Graham Pearson can remember the precise position of the 20 bodies in the mangled fuselage. To his left, a man was dead. To his right, was a woman who said she was not in pain. She had broken her spine.
It was dark, except for a dim orange flicker of lights from outside. The smell was of a butcher's shop, the atmosphere macabre. "You can imagine, you've got a woman there saying: `Get my baby out. Get my baby out.' Another person is holding the hand of his wife saying: `I know she's dead.' Someone is saying: `Have I still got my feet?'"
For a few minutes Mr Pearson, 39, was lost in time. Nine years had shrunk to nothing as the monstrous memories of the night of Sunday 8 January 1989 gripped his mind. "And that," he said apologetically, "is what's quite difficult to deal with."
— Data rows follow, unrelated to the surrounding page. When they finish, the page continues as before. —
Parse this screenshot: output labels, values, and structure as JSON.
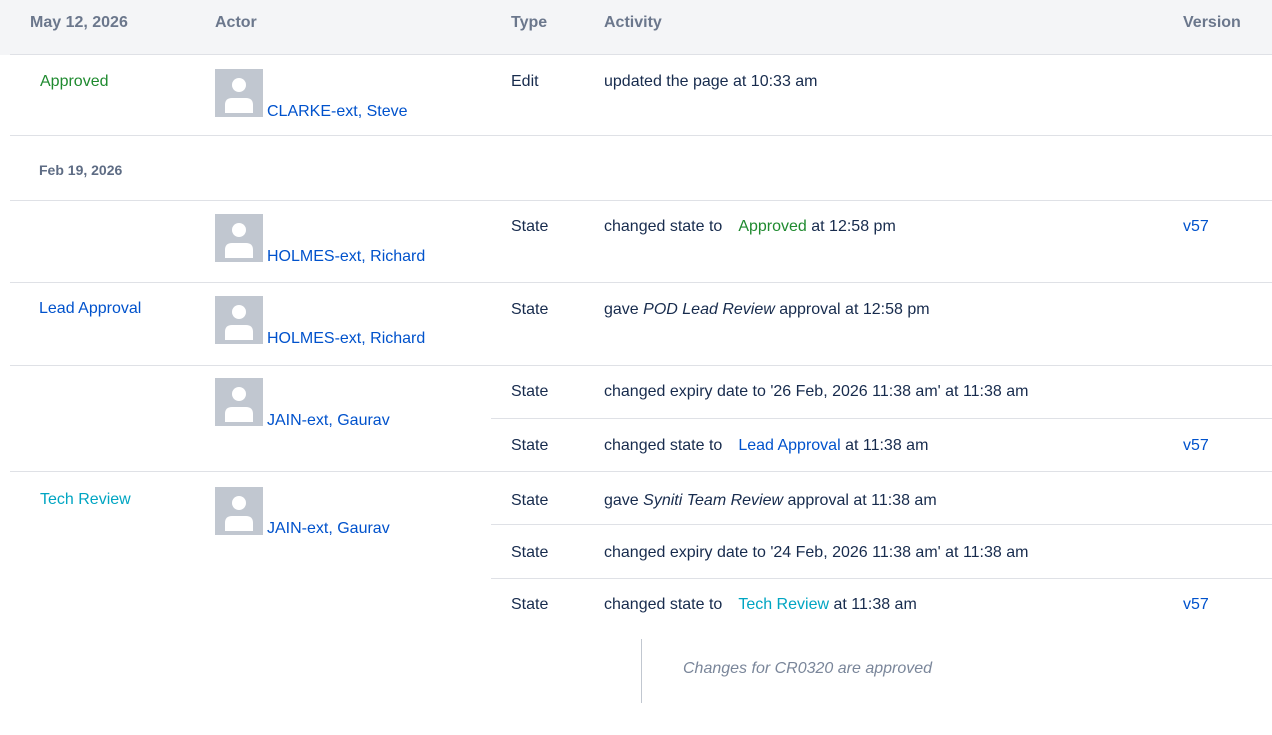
{
  "header": {
    "date": "May 12, 2026",
    "actor": "Actor",
    "type": "Type",
    "activity": "Activity",
    "version": "Version"
  },
  "group1": {
    "state_label": "Approved",
    "actor": "CLARKE-ext, Steve",
    "type": "Edit",
    "activity": "updated the page at 10:33 am"
  },
  "date2": "Feb 19, 2026",
  "group2": {
    "actor": "HOLMES-ext, Richard",
    "type": "State",
    "activity_pre": "changed state to",
    "activity_state": "Approved",
    "activity_post": "at 12:58 pm",
    "version": "v57"
  },
  "group3": {
    "state_label": "Lead Approval",
    "actor": "HOLMES-ext, Richard",
    "type": "State",
    "activity_pre": "gave",
    "activity_em": "POD Lead Review",
    "activity_post": "approval at 12:58 pm"
  },
  "group4": {
    "actor": "JAIN-ext, Gaurav",
    "rows": [
      {
        "type": "State",
        "activity": "changed expiry date to '26 Feb, 2026 11:38 am' at 11:38 am"
      },
      {
        "type": "State",
        "activity_pre": "changed state to",
        "activity_state": "Lead Approval",
        "activity_post": "at 11:38 am",
        "version": "v57"
      }
    ]
  },
  "group5": {
    "state_label": "Tech Review",
    "actor": "JAIN-ext, Gaurav",
    "rows": [
      {
        "type": "State",
        "activity_pre": "gave",
        "activity_em": "Syniti Team Review",
        "activity_post": "approval at 11:38 am"
      },
      {
        "type": "State",
        "activity": "changed expiry date to '24 Feb, 2026 11:38 am' at 11:38 am"
      },
      {
        "type": "State",
        "activity_pre": "changed state to",
        "activity_state": "Tech Review",
        "activity_post": "at 11:38 am",
        "version": "v57"
      }
    ],
    "comment": "Changes for CR0320 are approved"
  },
  "colors": {
    "approved": "#1f8a2f",
    "lead_approval": "#0052cc",
    "tech_review": "#00a5c2",
    "link": "#0052cc",
    "header_bg": "#f4f5f7"
  },
  "icons": {
    "avatar": "default-user-avatar-icon"
  }
}
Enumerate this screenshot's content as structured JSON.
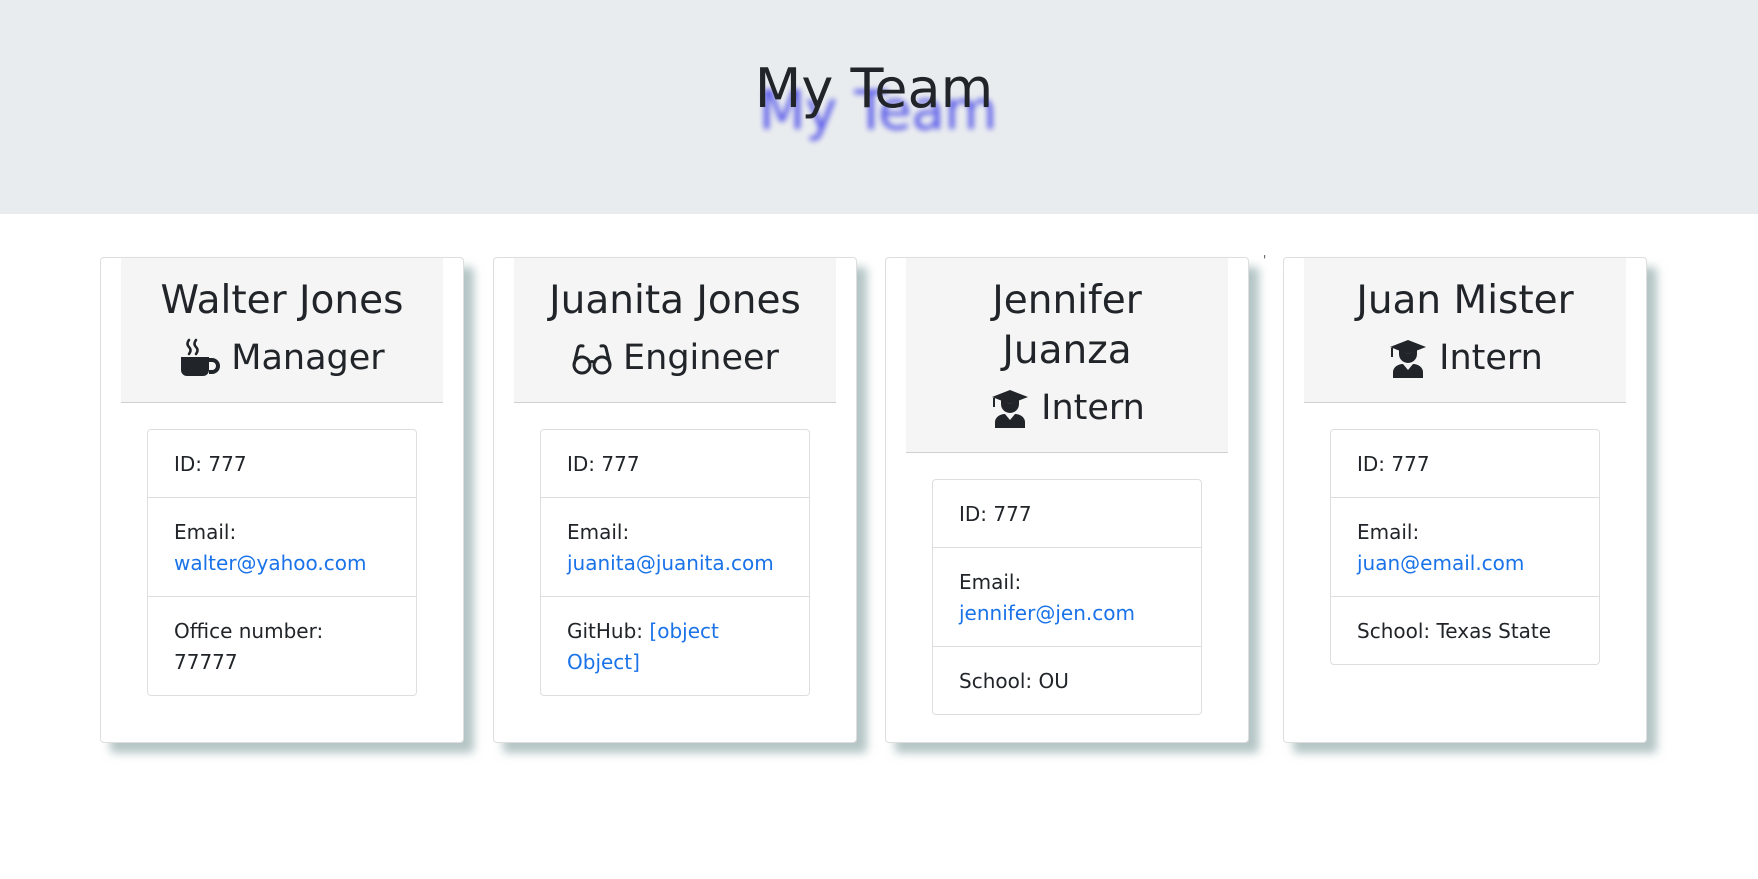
{
  "header": {
    "title": "My Team"
  },
  "employees": [
    {
      "name": "Walter Jones",
      "role": "Manager",
      "role_icon": "mug-hot-icon",
      "id_label": "ID: 777",
      "email_label": "Email:",
      "email": "walter@yahoo.com",
      "extra_label": "Office number: 77777",
      "extra_link": ""
    },
    {
      "name": "Juanita Jones",
      "role": "Engineer",
      "role_icon": "glasses-icon",
      "id_label": "ID: 777",
      "email_label": "Email:",
      "email": "juanita@juanita.com",
      "extra_label": "GitHub:",
      "extra_link": "[object Object]"
    },
    {
      "name": "Jennifer Juanza",
      "role": "Intern",
      "role_icon": "user-graduate-icon",
      "id_label": "ID: 777",
      "email_label": "Email:",
      "email": "jennifer@jen.com",
      "extra_label": "School: OU",
      "extra_link": ""
    },
    {
      "name": "Juan Mister",
      "role": "Intern",
      "role_icon": "user-graduate-icon",
      "id_label": "ID: 777",
      "email_label": "Email:",
      "email": "juan@email.com",
      "extra_label": "School: Texas State",
      "extra_link": ""
    }
  ],
  "stray_mark": "'",
  "colors": {
    "header_bg": "#e9ecef",
    "card_header_bg": "#f5f5f5",
    "link": "#1a73e8",
    "title_shadow": "#2a2ae8",
    "text": "#212529"
  }
}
Mr Pearson, who lives in Hull, had been travelling north on the M1 with his wife, Rose, 34, when the British Midland Boeing 737-400 crossed his path. As soon as it hit the ground he instinctively ran to help.
Three and a half hours later he emerged from the wreckage, the only civilian rescuer, covered in blood and mentally scarred for life. But Mr Pearson did not see it that way. The former Royal Marine felt he had only done what anyone else would have done.
The truth was that his rescue efforts had taken their toll. He had become a different person. His wife could hardly recognise him and his children did not understand why they were being shouted at all the time. Their son, Wesley, who was five, became disruptive at school.
"It got to the point when we actually told our oldest children that Mummy and Daddy were divorcing, that we couldn't continue in this relationship because of the mood swings and my temper," said Mr Pearson. "I would erupt at the children for no real reason. Trivial things would just wind me up."
Something as small as a baby crying overhead was enough to trigger a flashback. In December 1994, he reached an all-time low. He came across a motorway pile-up but was unable to stop and help, and felt riddled with guilt afterwards.
Over the years, Mrs Pearson had begun to believe her husband: that nothing was wrong with him and that it was she who must have the problem. In June 1995, she issued an ultimatum. He must visit Dr Gordon Turnbull, an expert on post-traumatic stress disorder, at Ticehurst House Hospital, West Sussex, for a consultation - or else they must consider living separately for the children's sake.
Dr Turnbull diagnosed Mr Pearson as having severe post-traumatic stress disorder. His denial that he had a problem was a classic symptom. Mrs Pearson remembers thinking: "Thank god for that. It's seven years and someone actually believes me."
Two months later, he was admitted for a two-week residential therapy course. His wife recalled: "I thought: `How can they bring back my husband from seven years ago in 13 days? But when I got to Ticehurst and I saw him, just the look on his face told me that all the hurt and all the pain had gone away, and stood in front of me was my husband again."
Mr Pearson was presented with a bravery award from the Royal Humane Society in 1990. "It was all framed nicely. I've never put it on the wall. I've never told people," he said. "I think maybe after this [case] it may go up on the wall and that's part of feeling it's come to a close ... I can actually look at it and it's not going to upset me."Reuse content